Reproduce the records. Keep every word exact and include no images.
(Beginning of SUPPLIED MATERIAL)
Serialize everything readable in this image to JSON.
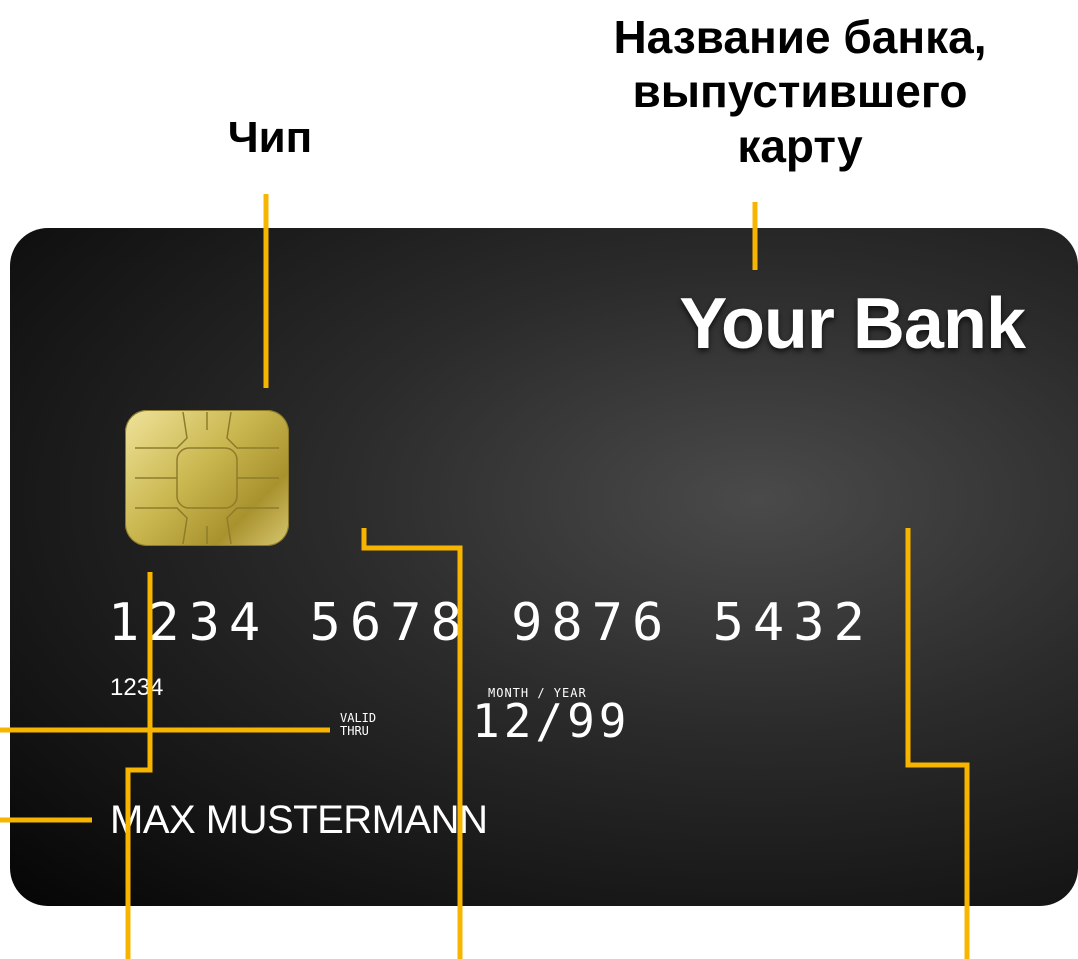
{
  "labels": {
    "chip": "Чип",
    "bank_name_line1": "Название банка,",
    "bank_name_line2": "выпустившего",
    "bank_name_line3": "карту"
  },
  "card": {
    "bank_name": "Your Bank",
    "number": "1234 5678 9876 5432",
    "small_number": "1234",
    "month_year_label": "MONTH / YEAR",
    "valid_label": "VALID",
    "thru_label": "THRU",
    "expiry": "12/99",
    "holder": "MAX MUSTERMANN"
  },
  "colors": {
    "leader_line": "#F7B500",
    "card_background": "#1c1c1c",
    "chip_gold": "#C9B64E"
  }
}
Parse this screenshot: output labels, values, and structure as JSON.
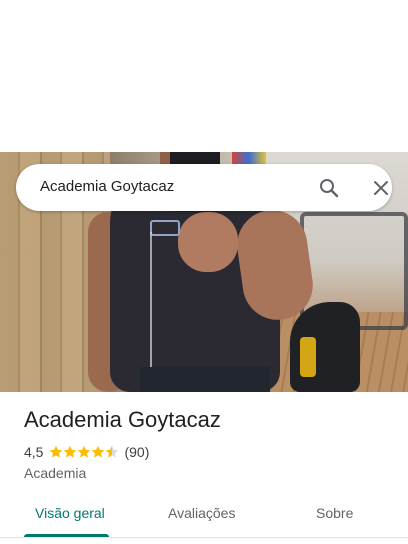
{
  "search": {
    "query": "Academia Goytacaz"
  },
  "place": {
    "name": "Academia Goytacaz",
    "rating_text": "4,5",
    "rating_value": 4.5,
    "rating_max": 5,
    "review_count_text": "(90)",
    "category": "Academia"
  },
  "tabs": [
    {
      "label": "Visão geral",
      "active": true
    },
    {
      "label": "Avaliações",
      "active": false
    },
    {
      "label": "Sobre",
      "active": false
    }
  ],
  "colors": {
    "accent": "#01796f",
    "star": "#fbbc04",
    "text_primary": "#202124",
    "text_secondary": "#5f6368"
  },
  "icons": {
    "search": "search-icon",
    "close": "close-icon",
    "star": "star-icon"
  }
}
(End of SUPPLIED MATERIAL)
> _ANSWER TO THIS PROBLEM_:
Serialize everything readable in this image to JSON.
{
  "labels": {
    "chip": "Чип",
    "bank_name_line1": "Название банка,",
    "bank_name_line2": "выпустившего",
    "bank_name_line3": "карту"
  },
  "card": {
    "bank_name": "Your Bank",
    "number": "1234 5678 9876 5432",
    "small_number": "1234",
    "month_year_label": "MONTH / YEAR",
    "valid_label": "VALID",
    "thru_label": "THRU",
    "expiry": "12/99",
    "holder": "MAX MUSTERMANN"
  },
  "colors": {
    "leader_line": "#F7B500",
    "card_background": "#1c1c1c",
    "chip_gold": "#C9B64E"
  }
}
Parse this screenshot: output labels, values, and structure as JSON.
{
  "search": {
    "query": "Academia Goytacaz"
  },
  "place": {
    "name": "Academia Goytacaz",
    "rating_text": "4,5",
    "rating_value": 4.5,
    "rating_max": 5,
    "review_count_text": "(90)",
    "category": "Academia"
  },
  "tabs": [
    {
      "label": "Visão geral",
      "active": true
    },
    {
      "label": "Avaliações",
      "active": false
    },
    {
      "label": "Sobre",
      "active": false
    }
  ],
  "colors": {
    "accent": "#01796f",
    "star": "#fbbc04",
    "text_primary": "#202124",
    "text_secondary": "#5f6368"
  },
  "icons": {
    "search": "search-icon",
    "close": "close-icon",
    "star": "star-icon"
  }
}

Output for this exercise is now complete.